═════ Material supplied
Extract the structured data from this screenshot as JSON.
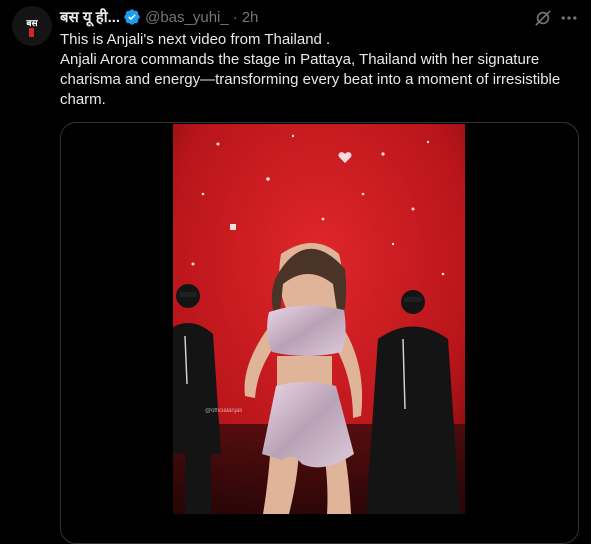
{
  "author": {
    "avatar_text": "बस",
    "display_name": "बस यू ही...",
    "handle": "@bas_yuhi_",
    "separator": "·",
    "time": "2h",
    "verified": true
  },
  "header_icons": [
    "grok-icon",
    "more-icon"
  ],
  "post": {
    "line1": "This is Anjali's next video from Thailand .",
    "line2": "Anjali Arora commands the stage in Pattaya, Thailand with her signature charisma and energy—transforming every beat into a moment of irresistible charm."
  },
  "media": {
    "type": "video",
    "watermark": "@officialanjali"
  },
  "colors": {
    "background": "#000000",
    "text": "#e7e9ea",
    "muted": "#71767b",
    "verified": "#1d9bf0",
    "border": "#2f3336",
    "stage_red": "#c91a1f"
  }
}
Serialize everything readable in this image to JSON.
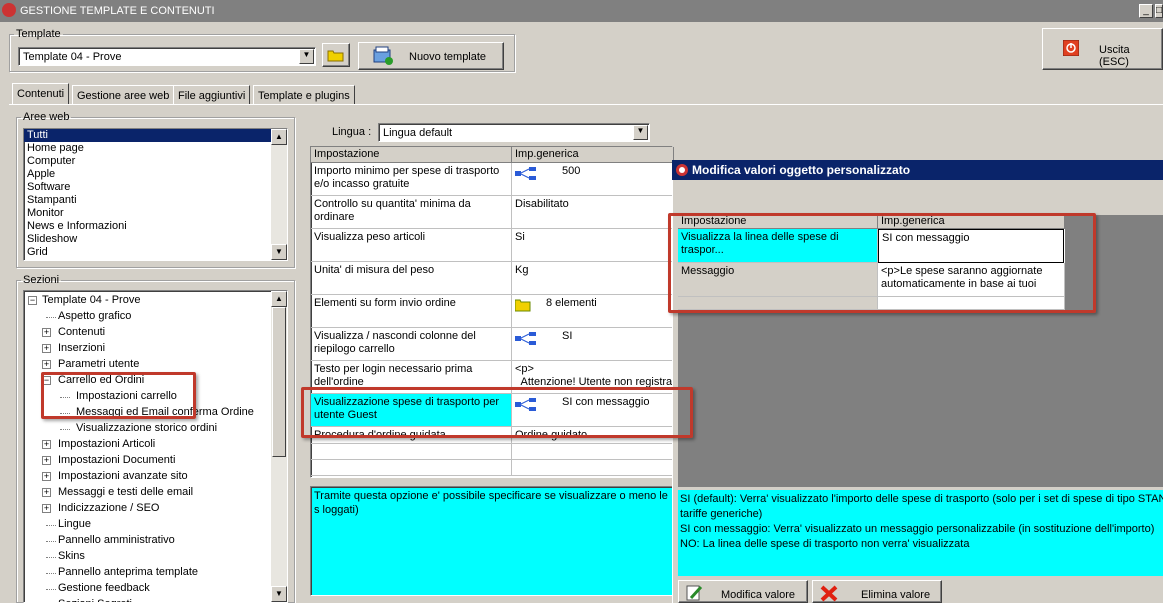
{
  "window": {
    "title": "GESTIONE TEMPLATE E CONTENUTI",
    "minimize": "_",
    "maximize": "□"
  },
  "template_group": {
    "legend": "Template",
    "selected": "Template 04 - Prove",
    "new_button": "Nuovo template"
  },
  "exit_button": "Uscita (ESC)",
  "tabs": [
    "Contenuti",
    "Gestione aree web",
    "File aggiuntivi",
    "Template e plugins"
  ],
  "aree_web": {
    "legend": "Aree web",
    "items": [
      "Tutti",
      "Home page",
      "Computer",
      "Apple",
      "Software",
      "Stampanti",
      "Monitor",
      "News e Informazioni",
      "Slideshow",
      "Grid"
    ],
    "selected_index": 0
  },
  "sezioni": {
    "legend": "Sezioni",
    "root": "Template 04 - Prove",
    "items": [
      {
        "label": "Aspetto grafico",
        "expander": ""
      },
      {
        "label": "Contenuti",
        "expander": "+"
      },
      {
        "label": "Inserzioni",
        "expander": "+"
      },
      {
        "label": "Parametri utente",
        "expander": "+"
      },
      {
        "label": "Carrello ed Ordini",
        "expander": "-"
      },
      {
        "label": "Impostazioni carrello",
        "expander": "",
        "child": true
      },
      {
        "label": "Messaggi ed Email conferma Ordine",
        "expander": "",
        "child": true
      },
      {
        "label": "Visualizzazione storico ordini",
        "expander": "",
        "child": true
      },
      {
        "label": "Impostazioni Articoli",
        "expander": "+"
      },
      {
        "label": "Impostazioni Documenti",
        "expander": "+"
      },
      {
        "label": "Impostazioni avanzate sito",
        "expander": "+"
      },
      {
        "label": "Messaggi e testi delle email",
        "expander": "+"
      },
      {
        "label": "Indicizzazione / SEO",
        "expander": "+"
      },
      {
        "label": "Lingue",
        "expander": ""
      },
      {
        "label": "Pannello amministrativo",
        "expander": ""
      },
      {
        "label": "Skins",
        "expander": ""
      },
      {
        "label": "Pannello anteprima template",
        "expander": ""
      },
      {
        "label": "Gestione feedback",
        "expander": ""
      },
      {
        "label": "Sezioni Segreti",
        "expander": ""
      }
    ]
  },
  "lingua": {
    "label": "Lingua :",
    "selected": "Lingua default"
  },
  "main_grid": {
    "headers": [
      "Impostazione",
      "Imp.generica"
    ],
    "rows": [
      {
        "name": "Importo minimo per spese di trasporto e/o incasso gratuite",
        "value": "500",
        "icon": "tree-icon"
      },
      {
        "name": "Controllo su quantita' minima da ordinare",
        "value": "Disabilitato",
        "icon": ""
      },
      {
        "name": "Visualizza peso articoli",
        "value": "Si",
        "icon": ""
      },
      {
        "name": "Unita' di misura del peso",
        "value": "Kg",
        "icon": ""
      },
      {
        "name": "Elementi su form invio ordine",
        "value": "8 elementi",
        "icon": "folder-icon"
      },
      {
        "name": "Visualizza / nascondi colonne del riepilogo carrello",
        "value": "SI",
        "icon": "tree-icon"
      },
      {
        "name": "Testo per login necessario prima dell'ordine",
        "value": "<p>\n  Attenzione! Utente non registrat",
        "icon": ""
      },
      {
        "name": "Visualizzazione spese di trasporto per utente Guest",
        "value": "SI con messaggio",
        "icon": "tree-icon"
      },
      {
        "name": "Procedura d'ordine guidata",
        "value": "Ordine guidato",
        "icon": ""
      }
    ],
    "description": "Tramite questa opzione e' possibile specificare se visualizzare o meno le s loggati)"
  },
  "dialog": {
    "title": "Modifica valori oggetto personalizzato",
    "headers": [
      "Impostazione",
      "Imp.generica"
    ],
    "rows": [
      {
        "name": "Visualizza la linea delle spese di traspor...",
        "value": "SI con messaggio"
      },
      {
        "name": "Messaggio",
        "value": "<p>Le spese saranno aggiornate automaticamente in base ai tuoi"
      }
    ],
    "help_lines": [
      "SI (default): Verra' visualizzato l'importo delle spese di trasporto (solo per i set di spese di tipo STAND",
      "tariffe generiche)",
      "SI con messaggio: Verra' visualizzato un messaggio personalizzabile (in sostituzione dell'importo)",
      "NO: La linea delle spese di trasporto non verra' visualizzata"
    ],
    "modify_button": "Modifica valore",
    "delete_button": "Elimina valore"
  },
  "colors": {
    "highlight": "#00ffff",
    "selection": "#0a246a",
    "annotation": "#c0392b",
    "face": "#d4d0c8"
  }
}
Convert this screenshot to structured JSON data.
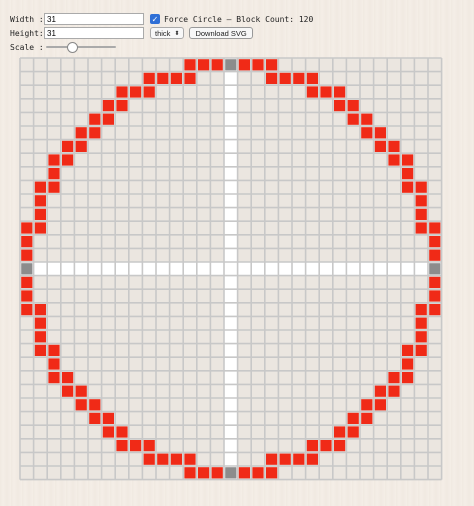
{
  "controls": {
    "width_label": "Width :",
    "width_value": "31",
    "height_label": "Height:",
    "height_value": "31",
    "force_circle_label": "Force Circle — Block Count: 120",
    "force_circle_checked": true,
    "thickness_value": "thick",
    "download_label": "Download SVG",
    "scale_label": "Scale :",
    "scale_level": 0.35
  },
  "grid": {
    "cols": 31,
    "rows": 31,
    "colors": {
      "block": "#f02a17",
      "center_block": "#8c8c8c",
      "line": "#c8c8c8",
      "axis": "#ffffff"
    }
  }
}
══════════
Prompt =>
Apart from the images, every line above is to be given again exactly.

Answer to this task =>
Extract the structured data from this screenshot as JSON.
{
  "author": {
    "avatar_text": "बस",
    "display_name": "बस यू ही...",
    "handle": "@bas_yuhi_",
    "separator": "·",
    "time": "2h",
    "verified": true
  },
  "header_icons": [
    "grok-icon",
    "more-icon"
  ],
  "post": {
    "line1": "This is Anjali's next video from Thailand .",
    "line2": "Anjali Arora commands the stage in Pattaya, Thailand with her signature charisma and energy—transforming every beat into a moment of irresistible charm."
  },
  "media": {
    "type": "video",
    "watermark": "@officialanjali"
  },
  "colors": {
    "background": "#000000",
    "text": "#e7e9ea",
    "muted": "#71767b",
    "verified": "#1d9bf0",
    "border": "#2f3336",
    "stage_red": "#c91a1f"
  }
}
Serialize everything readable in this image to JSON.
{
  "window": {
    "title": "GESTIONE TEMPLATE E CONTENUTI",
    "minimize": "_",
    "maximize": "□"
  },
  "template_group": {
    "legend": "Template",
    "selected": "Template 04 - Prove",
    "new_button": "Nuovo template"
  },
  "exit_button": "Uscita (ESC)",
  "tabs": [
    "Contenuti",
    "Gestione aree web",
    "File aggiuntivi",
    "Template e plugins"
  ],
  "aree_web": {
    "legend": "Aree web",
    "items": [
      "Tutti",
      "Home page",
      "Computer",
      "Apple",
      "Software",
      "Stampanti",
      "Monitor",
      "News e Informazioni",
      "Slideshow",
      "Grid"
    ],
    "selected_index": 0
  },
  "sezioni": {
    "legend": "Sezioni",
    "root": "Template 04 - Prove",
    "items": [
      {
        "label": "Aspetto grafico",
        "expander": ""
      },
      {
        "label": "Contenuti",
        "expander": "+"
      },
      {
        "label": "Inserzioni",
        "expander": "+"
      },
      {
        "label": "Parametri utente",
        "expander": "+"
      },
      {
        "label": "Carrello ed Ordini",
        "expander": "-"
      },
      {
        "label": "Impostazioni carrello",
        "expander": "",
        "child": true
      },
      {
        "label": "Messaggi ed Email conferma Ordine",
        "expander": "",
        "child": true
      },
      {
        "label": "Visualizzazione storico ordini",
        "expander": "",
        "child": true
      },
      {
        "label": "Impostazioni Articoli",
        "expander": "+"
      },
      {
        "label": "Impostazioni Documenti",
        "expander": "+"
      },
      {
        "label": "Impostazioni avanzate sito",
        "expander": "+"
      },
      {
        "label": "Messaggi e testi delle email",
        "expander": "+"
      },
      {
        "label": "Indicizzazione / SEO",
        "expander": "+"
      },
      {
        "label": "Lingue",
        "expander": ""
      },
      {
        "label": "Pannello amministrativo",
        "expander": ""
      },
      {
        "label": "Skins",
        "expander": ""
      },
      {
        "label": "Pannello anteprima template",
        "expander": ""
      },
      {
        "label": "Gestione feedback",
        "expander": ""
      },
      {
        "label": "Sezioni Segreti",
        "expander": ""
      }
    ]
  },
  "lingua": {
    "label": "Lingua :",
    "selected": "Lingua default"
  },
  "main_grid": {
    "headers": [
      "Impostazione",
      "Imp.generica"
    ],
    "rows": [
      {
        "name": "Importo minimo per spese di trasporto e/o incasso gratuite",
        "value": "500",
        "icon": "tree-icon"
      },
      {
        "name": "Controllo su quantita' minima da ordinare",
        "value": "Disabilitato",
        "icon": ""
      },
      {
        "name": "Visualizza peso articoli",
        "value": "Si",
        "icon": ""
      },
      {
        "name": "Unita' di misura del peso",
        "value": "Kg",
        "icon": ""
      },
      {
        "name": "Elementi su form invio ordine",
        "value": "8 elementi",
        "icon": "folder-icon"
      },
      {
        "name": "Visualizza / nascondi colonne del riepilogo carrello",
        "value": "SI",
        "icon": "tree-icon"
      },
      {
        "name": "Testo per login necessario prima dell'ordine",
        "value": "<p>\n  Attenzione! Utente non registrat",
        "icon": ""
      },
      {
        "name": "Visualizzazione spese di trasporto per utente Guest",
        "value": "SI con messaggio",
        "icon": "tree-icon"
      },
      {
        "name": "Procedura d'ordine guidata",
        "value": "Ordine guidato",
        "icon": ""
      }
    ],
    "description": "Tramite questa opzione e' possibile specificare se visualizzare o meno le s loggati)"
  },
  "dialog": {
    "title": "Modifica valori oggetto personalizzato",
    "headers": [
      "Impostazione",
      "Imp.generica"
    ],
    "rows": [
      {
        "name": "Visualizza la linea delle spese di traspor...",
        "value": "SI con messaggio"
      },
      {
        "name": "Messaggio",
        "value": "<p>Le spese saranno aggiornate automaticamente in base ai tuoi"
      }
    ],
    "help_lines": [
      "SI (default): Verra' visualizzato l'importo delle spese di trasporto (solo per i set di spese di tipo STAND",
      "tariffe generiche)",
      "SI con messaggio: Verra' visualizzato un messaggio personalizzabile (in sostituzione dell'importo)",
      "NO: La linea delle spese di trasporto non verra' visualizzata"
    ],
    "modify_button": "Modifica valore",
    "delete_button": "Elimina valore"
  },
  "colors": {
    "highlight": "#00ffff",
    "selection": "#0a246a",
    "annotation": "#c0392b",
    "face": "#d4d0c8"
  }
}
Convert this screenshot to structured JSON data.
{
  "controls": {
    "width_label": "Width :",
    "width_value": "31",
    "height_label": "Height:",
    "height_value": "31",
    "force_circle_label": "Force Circle — Block Count: 120",
    "force_circle_checked": true,
    "thickness_value": "thick",
    "download_label": "Download SVG",
    "scale_label": "Scale :",
    "scale_level": 0.35
  },
  "grid": {
    "cols": 31,
    "rows": 31,
    "colors": {
      "block": "#f02a17",
      "center_block": "#8c8c8c",
      "line": "#c8c8c8",
      "axis": "#ffffff"
    }
  }
}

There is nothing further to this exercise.